Hey guys! Here's a hot fresh art post to share with youse alls.
A while ago I started dabbling in a vague corner of the broad realm called "making comics." I came up with a few series of still images, added very wordy captions, and honestly started calling these comics because I was shopping them around for publication in lit mags and some lit mags advertise being open-minded towards comics. Whereas "weird tongue in cheek art stills" combined with "wordy captions which really did too much of the work to make the sketches funny, probably," seems a bit too esoteric a media genre for lit mags, even online lit mags, to actively seek.
Here's some examples of what I'm talking about. Yes, they're comics, but no they're not really comics, either. There are some clear issues with the art/image quality and size which a first-year art student would/should quickly notice, and see me for the dilettante which I yeah...kinda truly rather definitely was.
Here is when I'll admit that I know literary journals often seek art and rarely get submissions of it; most artists I know aren't in the business of trying to get published in fiction or poetry magazines. I suspected my images were funny and interesting enough, in a relatively parched market, to push through to publication.
I'm still pretty sure that's what happened. Then again, as I said earlier: most people pursuing art careers or accolades aren't going to consider lit mag publication as a vaunted mark of achievement. I got some recognition, and got to share stuff that I made that made me laugh, which is what I wanted.
I also decided that since I'd already gone and named my art instagram Comics by E. H. Brogan that maybe I should stop being a hack and learn more about the whole making-comics thing. After all, my success in the arena was truly small and handed down by writers, not artists -- I knew how much I didn't know, and comics intrigued me. Why not try and live up to the reputation I'd already conned my way into/committed myself to inadvertently with a poorly narrow choice of instagram handle?
That's what brought me to Coursera and the How to Make a Comics Book MOOC.
I audited the course, because I sure as hell wasn't going to pay $50 for a certificate I didn't need and wouldn't put on my linkedin or resume, like, ever. That meant that I wasn't able to actually submit any assignments through the course. Sounds crappy, but the end result was I was able to complete the comic book assignment at my own pace.
I started the course around the end of September.
I thought I was behind but now I realize it's a 6-week course and I'm finishing it up about a month after I started. Oh, well. I have to admit I skipped some stuff. Coursera doesn't know I watched half the videos which I did because I wasn't logged in and blah blah it was annoying and I wasn't going to replay videos just to get stars so I decided, Coursera doesn't need to have an accurate picture of my progress in the course, so long as I continue through the lessons on my own. So that's what I did.

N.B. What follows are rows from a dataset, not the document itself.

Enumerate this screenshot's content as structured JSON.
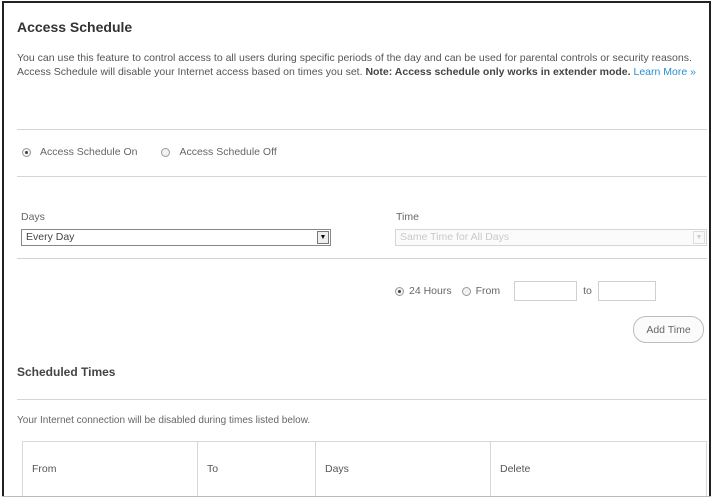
{
  "header": {
    "title": "Access Schedule",
    "intro_text": "You can use this feature to control access to all users during specific periods of the day and can be used for parental controls or security reasons. Access Schedule will disable your Internet access based on times you set.",
    "intro_note": "Note: Access schedule only works in extender mode.",
    "learn_more": "Learn More »"
  },
  "schedule_mode": {
    "on_label": "Access Schedule On",
    "off_label": "Access Schedule Off",
    "selected": "on"
  },
  "days": {
    "label": "Days",
    "selected": "Every Day"
  },
  "time": {
    "label": "Time",
    "selected": "Same Time for All Days",
    "disabled": true,
    "option_24h_label": "24 Hours",
    "option_from_label": "From",
    "to_label": "to",
    "selected_option": "24h",
    "from_value": "",
    "to_value": ""
  },
  "add_time_label": "Add Time",
  "scheduled": {
    "title": "Scheduled Times",
    "note": "Your Internet connection will be disabled during times listed below.",
    "columns": [
      "From",
      "To",
      "Days",
      "Delete"
    ]
  }
}
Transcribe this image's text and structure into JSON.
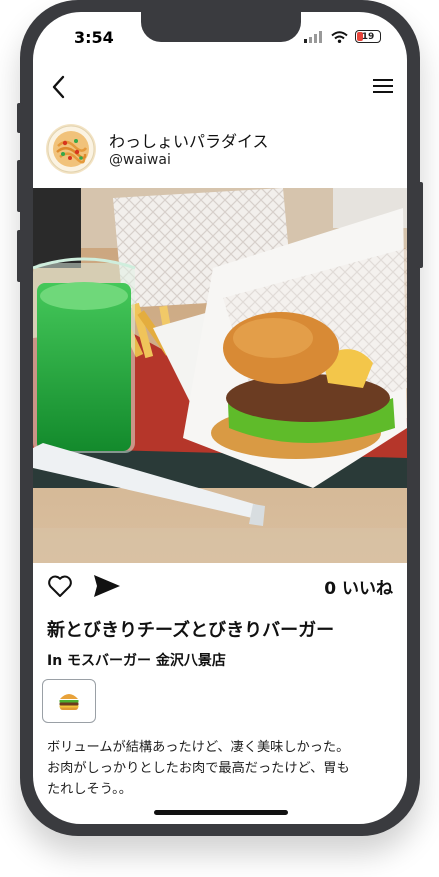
{
  "status_bar": {
    "time": "3:54",
    "battery": "19"
  },
  "nav": {
    "back_icon": "chevron-left-icon",
    "menu_icon": "hamburger-menu-icon"
  },
  "profile": {
    "name": "わっしょいパラダイス",
    "handle": "@waiwai",
    "avatar_icon": "spaghetti-icon"
  },
  "post": {
    "photo": "burger-meal-photo",
    "likes_label": "0 いいね",
    "title": "新とびきりチーズとびきりバーガー",
    "location": "In モスバーガー 金沢八景店",
    "emoji": "🍔",
    "description_lines": [
      "ボリュームが結構あったけど、凄く美味しかった。",
      "お肉がしっかりとしたお肉で最高だったけど、胃も",
      "たれしそう。。"
    ]
  },
  "colors": {
    "frame": "#3a3b3f",
    "soda": "#1fa83a",
    "battery_low": "#e8443a"
  }
}
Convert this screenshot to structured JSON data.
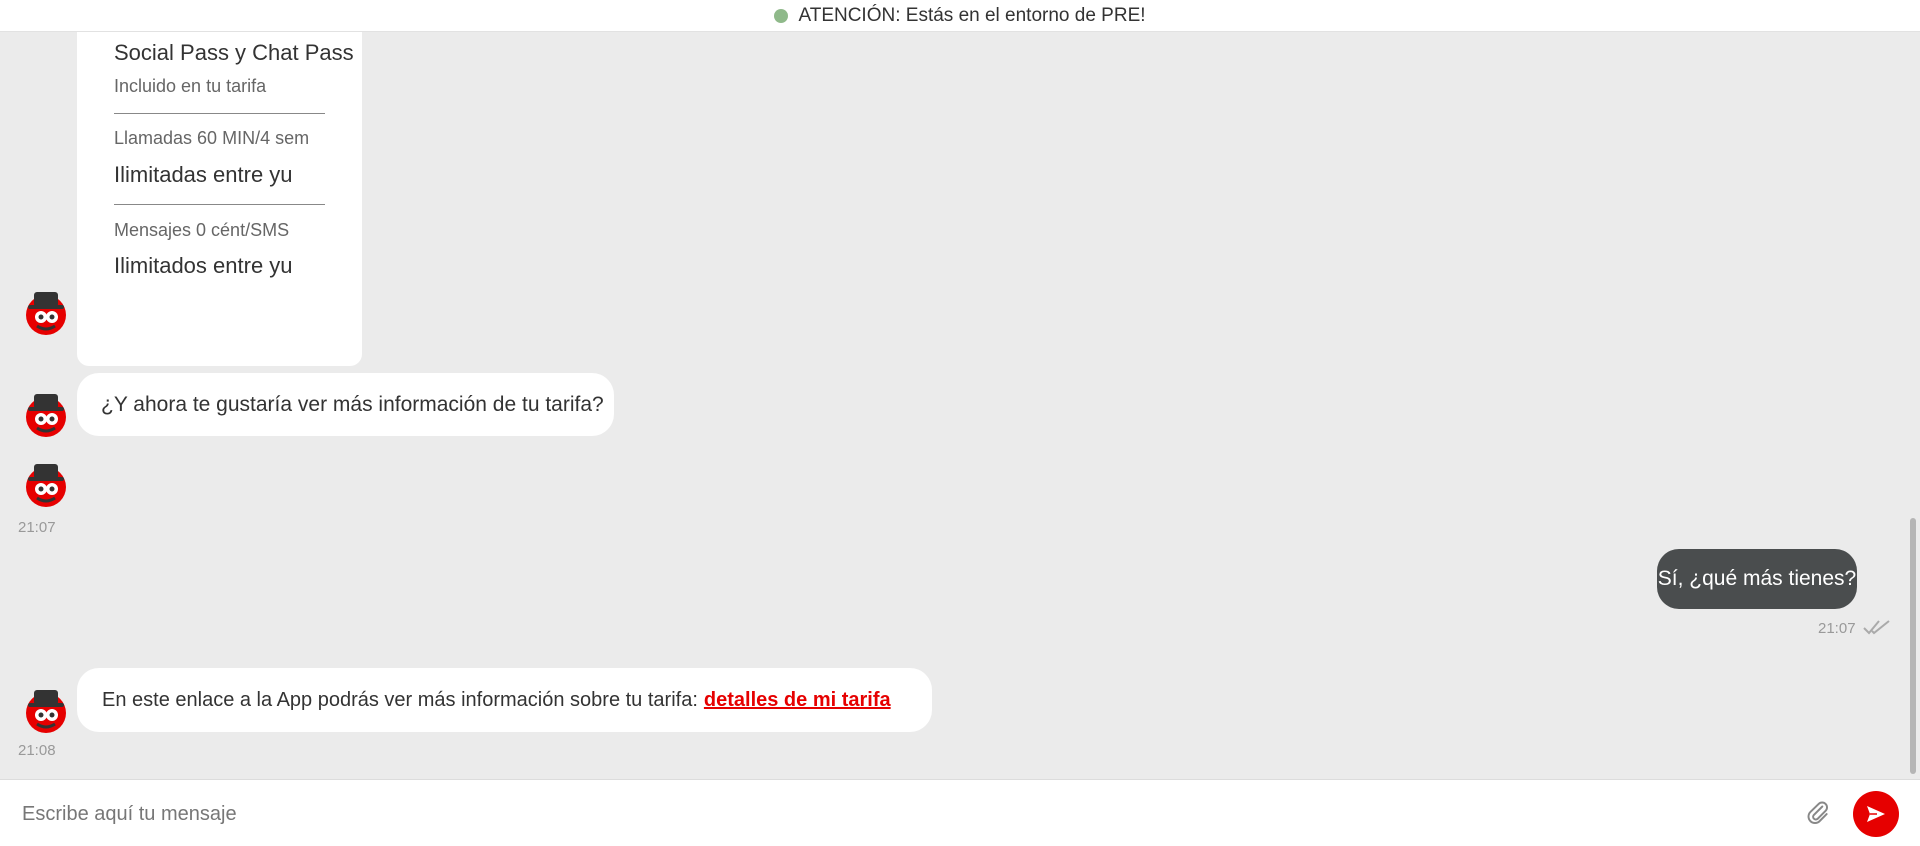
{
  "banner": {
    "text": "ATENCIÓN: Estás en el entorno de PRE!",
    "dot_color": "#8fb98a"
  },
  "card": {
    "items": [
      {
        "title": "Social Pass y Chat Pass",
        "subtitle": "Incluido en tu tarifa"
      },
      {
        "label": "Llamadas 60 MIN/4 sem",
        "value": "Ilimitadas entre yu"
      },
      {
        "label": "Mensajes 0 cént/SMS",
        "value": "Ilimitados entre yu"
      }
    ]
  },
  "messages": {
    "bot_question": "¿Y ahora te gustaría ver más información de tu tarifa?",
    "time_1": "21:07",
    "user_reply": "Sí, ¿qué más tienes?",
    "user_time": "21:07",
    "bot_link_text": "En este enlace a la App  podrás ver más información sobre tu tarifa:",
    "bot_link_label": "detalles de mi tarifa",
    "time_2": "21:08"
  },
  "composer": {
    "placeholder": "Escribe aquí tu mensaje",
    "value": ""
  },
  "icons": {
    "avatar": "bot-avatar-icon",
    "read_receipt": "double-check-icon",
    "attach": "paperclip-icon",
    "send": "send-icon"
  },
  "colors": {
    "accent": "#e60000",
    "user_bubble": "#4a4d4e",
    "background": "#ebebeb"
  }
}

I really enjoyed the videos. Half the links to reference materials no longer work. I hate GIMP and I hate that the course says "Oh you can buy photoshop or you can use GIMP, we're only giving you instructions for photoshop but the GIMP instructions will be along soon except the course was put up in 2010." Clearly no one's gone back to it since then, not that I can blame them since hey, this shit is free for me, y'all.
So basically I did what I felt I could; I watched all the videos, I read about half of the readings, and I completed every assignment up until Week 6 (Digital Conversion and Booklet making) faithfully.

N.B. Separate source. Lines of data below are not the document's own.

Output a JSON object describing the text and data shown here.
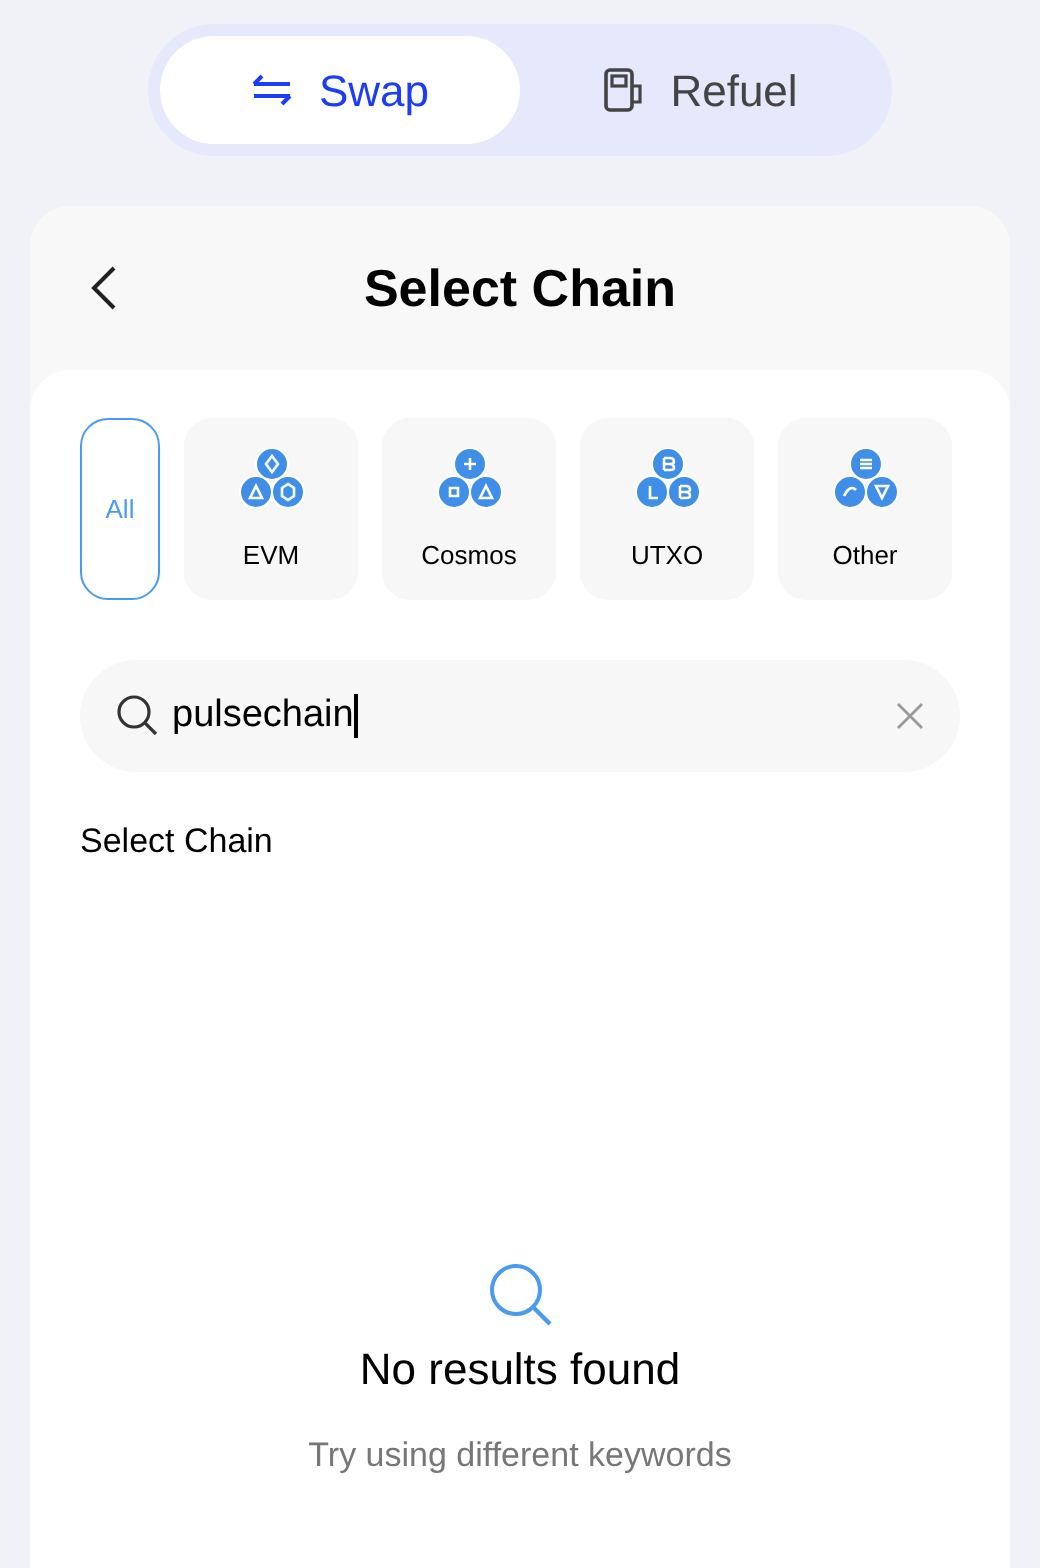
{
  "mode_tabs": [
    {
      "label": "Swap",
      "kind": "swap",
      "selected": true
    },
    {
      "label": "Refuel",
      "kind": "fuel",
      "selected": false
    }
  ],
  "header": {
    "title": "Select Chain"
  },
  "filters": [
    {
      "label": "All",
      "kind": "text",
      "selected": true
    },
    {
      "label": "EVM",
      "kind": "icons",
      "selected": false
    },
    {
      "label": "Cosmos",
      "kind": "icons",
      "selected": false
    },
    {
      "label": "UTXO",
      "kind": "icons",
      "selected": false
    },
    {
      "label": "Other",
      "kind": "icons",
      "selected": false
    }
  ],
  "search": {
    "value": "pulsechain"
  },
  "section_title": "Select Chain",
  "empty_state": {
    "title": "No results found",
    "message": "Try using different keywords"
  }
}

I do really feel like I learned a lot. I certainly have a different perspective on comics and what they actually are now. I have a lot more respect for people who make them regularly or professionally, and frankly I'm in awe of Sandman and Swamp Thing and the other graphic novels I've read in a way I wasn't before. There's so much more to comics or graphic novels than I had thought of or been able to appreciate.
I would recommend the course to anyone whose curiosity is piqued by this post. It was an enjoyable, easy course. Unlike some other Courseras I've done before, this felt more fun and less text-bound, less focused on memorization of endless dull facts and lots of time in front of a computer screen working to remember stuff while wondering why you decided you wanted to learn such tiny details about, say, the Rolling Stones in the first place.

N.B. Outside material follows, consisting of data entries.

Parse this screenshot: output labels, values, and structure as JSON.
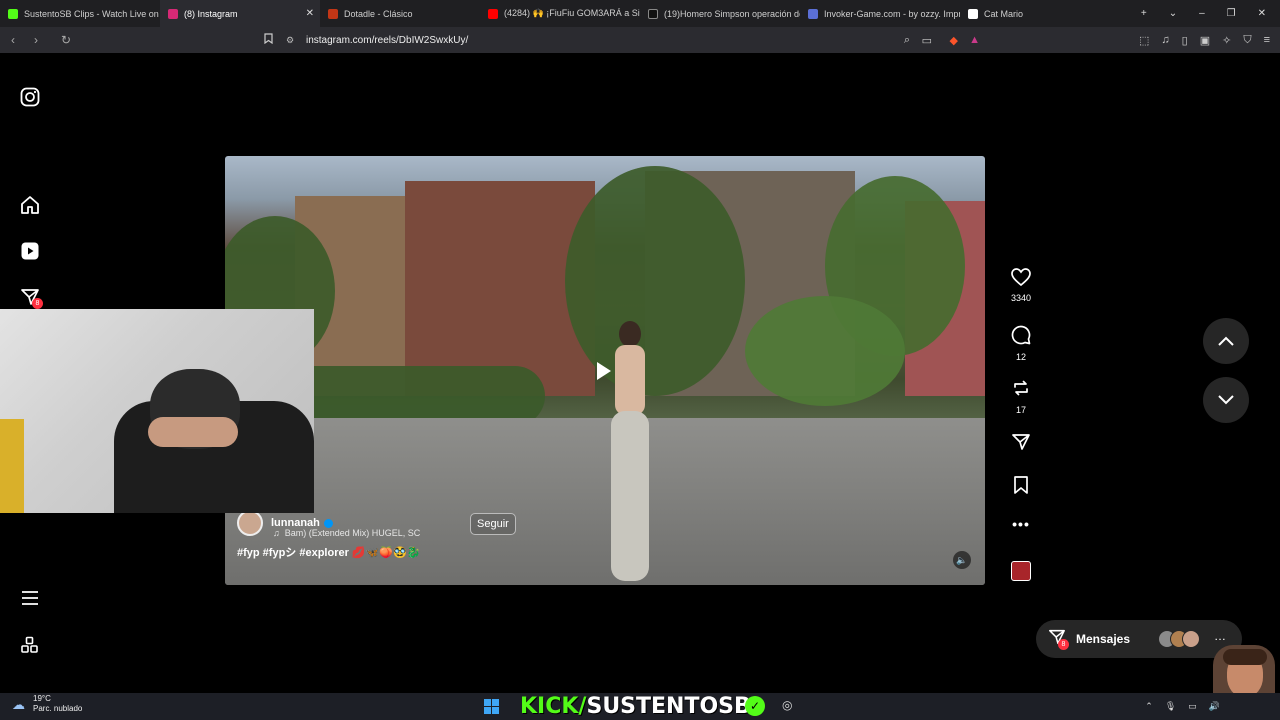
{
  "browser": {
    "tabs": [
      {
        "label": "SustentoSB Clips - Watch Live on K",
        "color": "#53fc18",
        "active": false
      },
      {
        "label": "(8) Instagram",
        "color": "#d62976",
        "active": true
      },
      {
        "label": "Dotadle - Clásico",
        "color": "#c23616",
        "active": false
      },
      {
        "label": "(4284) 🙌 ¡FiuFiu GOM3ARÁ a Side",
        "color": "#ff0000",
        "active": false
      },
      {
        "label": "(19)Homero Simpson operación de",
        "color": "#111111",
        "active": false
      },
      {
        "label": "Invoker-Game.com - by ozzy. Impro",
        "color": "#5b6fd6",
        "active": false
      },
      {
        "label": "Cat Mario",
        "color": "#ffffff",
        "active": false
      }
    ],
    "url": "instagram.com/reels/DbIW2SwxkUy/"
  },
  "reel": {
    "username": "lunnanah",
    "song": "Bam) (Extended Mix)  HUGEL, SC",
    "follow_label": "Seguir",
    "hashtags": "#fyp #fypシ #explorer 💋🦋🍑🥸🐉",
    "likes": "3340",
    "comments": "12",
    "reposts": "17"
  },
  "messages": {
    "label": "Mensajes",
    "badge": "8"
  },
  "sidebar": {
    "notif_badge": "8"
  },
  "overlay": {
    "kick_prefix": "KICK/",
    "kick_channel": "SUSTENTOSB"
  },
  "taskbar": {
    "weather_temp": "19°C",
    "weather_desc": "Parc. nublado"
  }
}
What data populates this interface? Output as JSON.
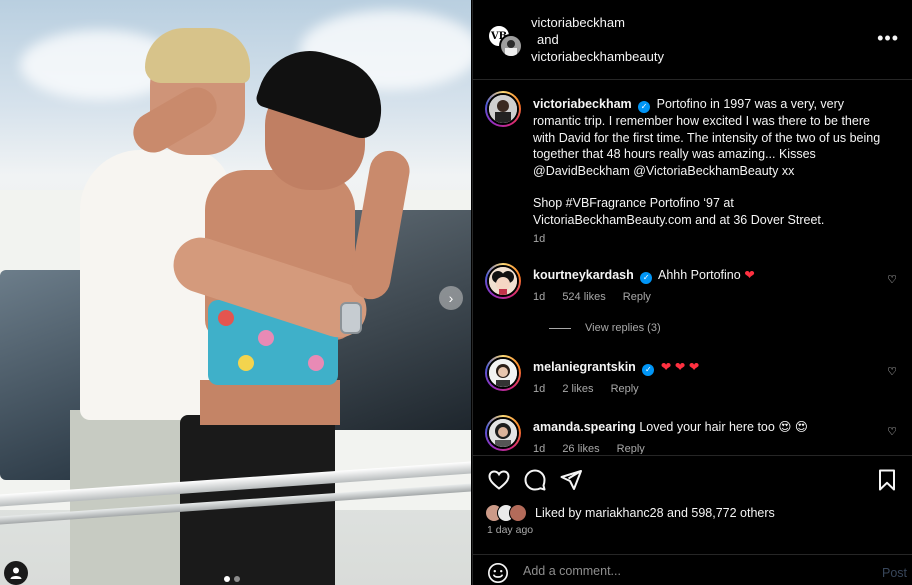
{
  "post": {
    "carousel": {
      "total_slides": 2,
      "active_slide": 1
    }
  },
  "header": {
    "author": "victoriabeckham",
    "and": "and",
    "collaborator": "victoriabeckhambeauty",
    "more_label": "•••"
  },
  "caption": {
    "username": "victoriabeckham",
    "text": "Portofino in 1997 was a very, very romantic trip. I remember how excited I was there to be there with David for the first time. The intensity of the two of us being together that 48 hours really was amazing... Kisses @DavidBeckham @VictoriaBeckhamBeauty xx",
    "text2": "Shop #VBFragrance Portofino ‘97 at VictoriaBeckhamBeauty.com and at 36 Dover Street.",
    "age": "1d"
  },
  "comments": [
    {
      "username": "kourtneykardash",
      "verified": true,
      "text": "Ahhh Portofino",
      "emoji": "❤",
      "age": "1d",
      "likes": "524 likes",
      "reply": "Reply",
      "view_replies": "View replies (3)"
    },
    {
      "username": "melaniegrantskin",
      "verified": true,
      "text": "",
      "emoji": "❤ ❤ ❤",
      "age": "1d",
      "likes": "2 likes",
      "reply": "Reply"
    },
    {
      "username": "amanda.spearing",
      "verified": false,
      "text": "Loved your hair here too",
      "emoji": "😍 😍",
      "age": "1d",
      "likes": "26 likes",
      "reply": "Reply"
    }
  ],
  "actions": {
    "liked_by_prefix": "Liked by",
    "liked_by_user": "mariakhanc28",
    "liked_by_and": "and",
    "liked_by_count": "598,772 others",
    "posted_ago": "1 day ago"
  },
  "add_comment": {
    "placeholder": "Add a comment...",
    "post_label": "Post"
  },
  "colors": {
    "background": "#000000",
    "verified": "#0095f6",
    "like_red": "#ff3040",
    "muted_text": "#a8a8a8",
    "post_disabled": "#38465a"
  }
}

Anyway, I'll wrap all that writing up with this! My final project! I skipped half the assignment of Week 6 because it was basically like "Make these 4 pages into a booklet!" and I was like "Bitch I'm doing this in a different program than you have instructions for even though you said this software was the recommended free choice if I didn't want to buy Photoshop (for a free online course)!" And then I was like "Bitch I know how to make a booklet I do it all the time!"
And then I was like "Bitch if you've read this far it's time I let you know you can use the code HUBSKEET for free domestic shipping on anything you might wanna buy from my Etsy shop!" From now until Oct 31, because that's my birthday, and gifts should be had by all.
And THEN I actually was like "Here's my comic book."
In closing, I did at least learn a tiny bit more about image editing and GIMP than I knew previously. So that's progress. This is my biggest weak spot when it comes to -- well any art I want to share outside of in person in any way, at all. It's very frustrating. I'm glad I was able to learn even just a fraction more about how to use GIMP than I knew before. Even if I suspect I need a different software and maybe also an upgraded computer if I want to edit images without hours of frustration. You know...one day.